$ git fetch --recurse-submodules
  • What if we want to fetch from all remotes for the main repository and also from all remotes for all the submodules? We might think that this does that:
$ git fetch --all --recurse-submodules

And here you land into a Git trap! Strangely, the above command only fetches from all remotes for the main repository. For the submodules, it only fetches from their origin remote!

So, what if I do want to fetch from all remotes for all submodules? That can be achieved by using the very useful submodule foreach which loops over all submodules (but not the main repository!) and executes the git command you specify. Knowing this, we can do this:

$ git submodule foreach --recursive git fetch --all

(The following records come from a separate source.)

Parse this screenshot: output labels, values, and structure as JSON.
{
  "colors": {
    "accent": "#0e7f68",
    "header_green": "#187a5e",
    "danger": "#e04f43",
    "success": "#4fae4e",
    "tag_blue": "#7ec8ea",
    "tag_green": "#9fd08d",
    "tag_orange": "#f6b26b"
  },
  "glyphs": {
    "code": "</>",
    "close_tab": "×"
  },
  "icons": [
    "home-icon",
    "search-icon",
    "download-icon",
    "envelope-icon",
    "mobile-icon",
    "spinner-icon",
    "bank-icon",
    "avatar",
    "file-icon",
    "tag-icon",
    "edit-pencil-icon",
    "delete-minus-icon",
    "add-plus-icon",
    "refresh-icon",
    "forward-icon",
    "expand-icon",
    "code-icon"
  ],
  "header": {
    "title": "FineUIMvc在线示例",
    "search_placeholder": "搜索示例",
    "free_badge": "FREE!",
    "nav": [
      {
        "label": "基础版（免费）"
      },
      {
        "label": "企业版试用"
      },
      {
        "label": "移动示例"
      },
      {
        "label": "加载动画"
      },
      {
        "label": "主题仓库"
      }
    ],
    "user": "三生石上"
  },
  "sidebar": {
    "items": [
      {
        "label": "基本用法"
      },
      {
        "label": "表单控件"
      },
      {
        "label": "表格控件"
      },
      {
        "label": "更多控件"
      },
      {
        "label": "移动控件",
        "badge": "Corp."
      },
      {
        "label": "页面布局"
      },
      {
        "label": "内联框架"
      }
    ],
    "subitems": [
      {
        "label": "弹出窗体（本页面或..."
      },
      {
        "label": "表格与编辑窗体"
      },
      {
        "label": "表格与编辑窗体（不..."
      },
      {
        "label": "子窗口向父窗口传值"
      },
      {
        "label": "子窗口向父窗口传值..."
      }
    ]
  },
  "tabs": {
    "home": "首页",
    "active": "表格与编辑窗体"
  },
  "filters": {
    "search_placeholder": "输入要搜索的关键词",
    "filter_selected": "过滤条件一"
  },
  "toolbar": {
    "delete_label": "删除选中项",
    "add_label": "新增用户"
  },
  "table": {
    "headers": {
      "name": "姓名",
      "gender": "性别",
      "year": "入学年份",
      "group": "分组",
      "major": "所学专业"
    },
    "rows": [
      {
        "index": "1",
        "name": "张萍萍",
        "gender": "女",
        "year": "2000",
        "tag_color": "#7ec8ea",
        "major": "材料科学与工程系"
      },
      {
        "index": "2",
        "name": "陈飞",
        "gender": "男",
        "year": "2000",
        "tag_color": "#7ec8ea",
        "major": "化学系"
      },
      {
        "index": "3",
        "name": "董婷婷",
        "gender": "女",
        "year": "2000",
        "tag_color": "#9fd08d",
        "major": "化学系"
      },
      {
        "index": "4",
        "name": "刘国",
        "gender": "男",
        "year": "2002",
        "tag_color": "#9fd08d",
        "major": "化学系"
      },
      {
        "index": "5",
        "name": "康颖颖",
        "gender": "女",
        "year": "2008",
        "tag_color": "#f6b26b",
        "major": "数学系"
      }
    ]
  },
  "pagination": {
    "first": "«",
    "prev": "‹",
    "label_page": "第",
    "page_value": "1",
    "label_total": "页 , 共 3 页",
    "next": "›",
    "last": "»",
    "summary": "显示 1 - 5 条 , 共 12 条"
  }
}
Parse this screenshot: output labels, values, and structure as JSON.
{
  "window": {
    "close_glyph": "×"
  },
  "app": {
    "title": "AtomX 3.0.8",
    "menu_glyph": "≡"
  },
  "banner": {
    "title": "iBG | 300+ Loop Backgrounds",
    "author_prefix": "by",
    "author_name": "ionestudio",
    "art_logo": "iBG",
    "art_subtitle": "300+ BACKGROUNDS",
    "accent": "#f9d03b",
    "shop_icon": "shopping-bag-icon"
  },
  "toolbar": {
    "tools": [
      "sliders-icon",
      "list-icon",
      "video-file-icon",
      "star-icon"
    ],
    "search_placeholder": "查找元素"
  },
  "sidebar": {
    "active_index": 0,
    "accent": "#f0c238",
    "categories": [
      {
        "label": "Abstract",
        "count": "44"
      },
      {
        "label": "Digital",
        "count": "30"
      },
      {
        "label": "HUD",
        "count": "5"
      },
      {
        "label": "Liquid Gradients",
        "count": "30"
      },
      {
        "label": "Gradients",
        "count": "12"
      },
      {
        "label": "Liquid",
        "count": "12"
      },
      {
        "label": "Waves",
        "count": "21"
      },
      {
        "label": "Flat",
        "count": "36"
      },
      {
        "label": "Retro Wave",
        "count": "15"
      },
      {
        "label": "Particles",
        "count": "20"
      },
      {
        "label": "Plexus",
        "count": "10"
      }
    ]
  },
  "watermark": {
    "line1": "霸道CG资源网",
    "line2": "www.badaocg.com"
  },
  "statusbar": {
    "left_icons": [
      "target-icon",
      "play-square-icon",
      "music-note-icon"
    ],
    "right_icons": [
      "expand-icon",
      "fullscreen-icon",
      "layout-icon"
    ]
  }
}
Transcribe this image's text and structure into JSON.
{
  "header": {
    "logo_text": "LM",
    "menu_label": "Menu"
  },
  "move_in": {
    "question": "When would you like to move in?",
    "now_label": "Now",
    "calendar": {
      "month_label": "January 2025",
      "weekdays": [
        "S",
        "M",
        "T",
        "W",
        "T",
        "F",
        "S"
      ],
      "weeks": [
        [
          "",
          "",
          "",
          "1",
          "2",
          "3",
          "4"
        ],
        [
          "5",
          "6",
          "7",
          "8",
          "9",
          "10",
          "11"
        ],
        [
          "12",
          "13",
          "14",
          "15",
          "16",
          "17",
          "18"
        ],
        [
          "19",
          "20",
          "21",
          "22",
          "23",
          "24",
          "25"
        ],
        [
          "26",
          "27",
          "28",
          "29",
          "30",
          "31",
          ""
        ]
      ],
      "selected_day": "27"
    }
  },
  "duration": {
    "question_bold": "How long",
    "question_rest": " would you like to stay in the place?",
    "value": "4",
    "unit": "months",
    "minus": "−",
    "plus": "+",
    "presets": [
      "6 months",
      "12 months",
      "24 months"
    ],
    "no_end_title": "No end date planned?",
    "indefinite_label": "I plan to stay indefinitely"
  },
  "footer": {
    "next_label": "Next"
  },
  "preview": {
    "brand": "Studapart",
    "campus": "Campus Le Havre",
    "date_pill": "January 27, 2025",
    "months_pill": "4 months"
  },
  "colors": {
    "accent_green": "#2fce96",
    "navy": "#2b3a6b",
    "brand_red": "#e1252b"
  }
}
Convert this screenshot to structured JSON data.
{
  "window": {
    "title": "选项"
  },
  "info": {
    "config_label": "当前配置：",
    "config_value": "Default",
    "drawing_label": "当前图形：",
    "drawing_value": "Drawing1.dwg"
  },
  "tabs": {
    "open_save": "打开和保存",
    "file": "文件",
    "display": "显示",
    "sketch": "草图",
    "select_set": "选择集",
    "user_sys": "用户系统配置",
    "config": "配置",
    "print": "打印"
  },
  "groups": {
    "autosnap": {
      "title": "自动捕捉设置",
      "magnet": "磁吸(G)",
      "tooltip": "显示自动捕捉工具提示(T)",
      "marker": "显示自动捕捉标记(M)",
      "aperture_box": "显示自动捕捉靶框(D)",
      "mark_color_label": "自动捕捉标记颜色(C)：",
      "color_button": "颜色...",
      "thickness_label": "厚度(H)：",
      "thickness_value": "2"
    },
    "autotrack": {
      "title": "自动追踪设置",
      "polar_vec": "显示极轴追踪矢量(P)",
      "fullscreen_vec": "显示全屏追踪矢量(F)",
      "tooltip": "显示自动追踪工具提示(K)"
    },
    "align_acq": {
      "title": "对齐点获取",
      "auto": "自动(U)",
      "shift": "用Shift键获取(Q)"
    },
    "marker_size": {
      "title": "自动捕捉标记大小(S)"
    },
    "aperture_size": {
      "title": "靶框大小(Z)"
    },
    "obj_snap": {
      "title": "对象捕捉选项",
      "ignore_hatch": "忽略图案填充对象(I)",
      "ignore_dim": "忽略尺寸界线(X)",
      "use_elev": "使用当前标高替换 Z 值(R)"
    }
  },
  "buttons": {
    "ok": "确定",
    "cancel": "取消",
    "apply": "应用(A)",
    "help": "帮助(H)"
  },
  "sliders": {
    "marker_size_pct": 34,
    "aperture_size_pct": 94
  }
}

We are almost there! Can we create one mega command to fetch from all remotes for both the main repository and all the submodules? We can do it at the shell by combining two commands:

$ git fetch --all && git submodule foreach --recursive git fetch --all
  • If you deal with submodules all the time, you can turn the above command into a Git alias by adding this to your .gitconfig:
fetch-all-recur = !git fetch --all && git submodule foreach --recursive git fetch --all

With this alias added, you can sit back and type:

$ git fetch-all-recur

Enjoy! 🙂

Tried with: Git 2.8.2 and Ubuntu 14.04

How to get autocomplete for command options in Fish

Fish has support to autocomplete the options of any command at the shell. (This is sometimes called tab completions.) For example, when I type ls - and TAB, Fish shows me the options available for the ls command. This works even when you’ve typed out part of an option. Fish generates this information by parsing all the man pages installed on your system.

If you find that Fish autocomplete is not working for the options of a command, that can be fixed easily by asking Fish to reindex from man pages. The Fish function that you need to run for this is: fish_update_completions.

I recently installed Git. Since Git is infamous for its myriad command-line options I missed having autocomplete at the shell for Git command options. After running fish_update_completions, I could get autocomplete for options of all Git commands! The icing on top was to discover that Fish could autocomplete options even for my Git aliases!

Tried with: Fish 2.2.0